The two months since then have been hectic, even more than hectic, but Poly-Ject has survived.

“We’ve only lost 1 percent of our customers, just 1 percent,” said Don Tilton, who works sales for the company.

Electricity was returned to the Amherst building last week and cleanup continues. If rebuilding goes as scheduled – the mild winter has helped – Poly-Ject will be back in operation in south Amherst in two months. Not bad.

The 20-person company with close to $2 million in sales annually is one of at least a half-dozen small companies in Greater Nashua that does injection moulding on a “job shop” basis.

The industry goes like this: Companies need tens or hundreds of thousands of copies of a plastic part, anything from a small rubbery trigger guard to the bins which hold your shoes when going through security at the airport, and job shops bid to make them.

If Poly-Ject gets the contract, it designs and machines a metal mold out of industrial-grade steel – no small task, since these molds are intricate and can weigh hundreds of pounds – and then uses them in one of its many molding machines to inject plastic into the mold, creating the parts.

Every step of that process was halted by the fire.
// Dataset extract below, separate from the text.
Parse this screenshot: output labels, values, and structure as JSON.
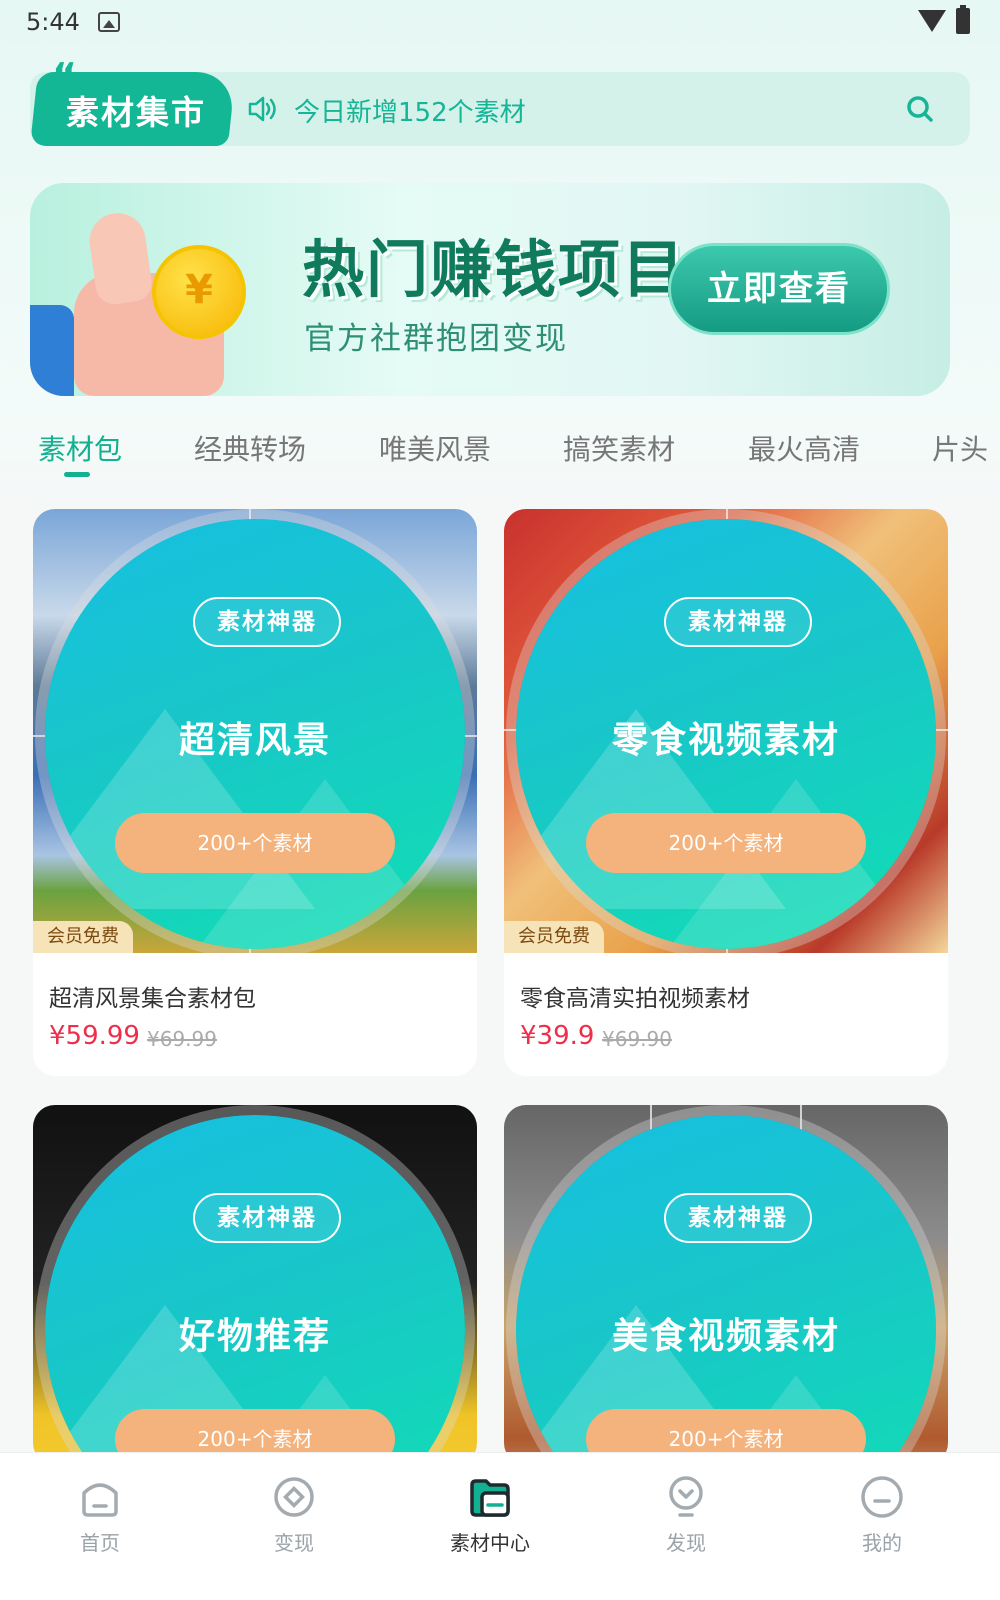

Only one lucky break happened: The fire didn’t get to the actual molds, which are owned by the clients and not covered by the company’s insurance. If these had been destroyed, Poly-Ject probably wouldn’t have survived.

Even so, the rebirth was no certainty. It was made possible by the Thibaults’ long experience in the business and the area; the presence of a cluster of similar companies that could help out; and by fire insurance that will cover the estimated $1.8 million in extra production costs and $1 million in reconstruction costs.

“Thank goodness we had replacement insurance,” said the Thibault. This is the first time the company has made a claim on its insurance from The Hartford Co.

(The bakery where the fire started, which didn’t have enough insurance, has not reopened, Thibault said.)

Still, nothing has been easy. The extra hours continue to pile up, because Proto Part has just five machines available for Poly-Ject to use, compared to the 11 it had before the fire, which requires a lot of overtime to meet customer needs. They also have limited storage space in Hudson, so materials need to be constantly driven back and forth. Thibault and his son Steve, co-owner of the company, have had to scramble to find other facilities that have extra-large machines to meet certain orders, requiring work in Wolfeboro and in Leominster, Mass.

“I’ll be happy when we’re back,” said Dave Chouinard, Poly-Ject’s production manager, as he worked a production run on a Proto Part machine on Thursday, after which he would head to Leominster. “Returning will cut my hours in half. My wife will be happy, my kids will be happy.”

In the front offices, Moge had to largely rebuild the company order sheet from memory, while five Poly-Ject managers are jammed into a single conference room.

“It’ll be nice to have a phone conversation by yourself,” Steve Thibault said.

As for whether friction has arisen from cohabitation by competitors, who wouldn’t mind poaching a few customers or employees from each other, everybody says no – although a little ribbing does come up.

“If we run short of material, we steal some of Ken’s,” Tilton joked.

“And I come in on the weekend and steal theirs back,” Roche responded.

Joking aside, said Proto Part’s boss, having somebody leasing your idle equipment isn’t bad, even if it also means they keep borrowing your company tools.

“It has worked out pretty well,” Roche said.

In a way, the rebirth has been aided because of history.

The region has so many injection-molding companies partly because the plastic industry was virtually created in Leominster, Mass. Companies in that city have for more than a century made products ranging from the first plastic come to Foster Grant sunglasses to the pink flamingo lawn ornament.

Much of the overflow of expertise and spin-offs have stayed in the region, creating an industry cluster that has proved more than helpful.

“It has always been more friendly than cutthroat. We’ll call each other and say, can I borrow XYZ plastic, and they’ll help out,” Steve Thibault said.

David Brooks can be reached at 594-6531 or dbrooks@nashuatelegraph.com.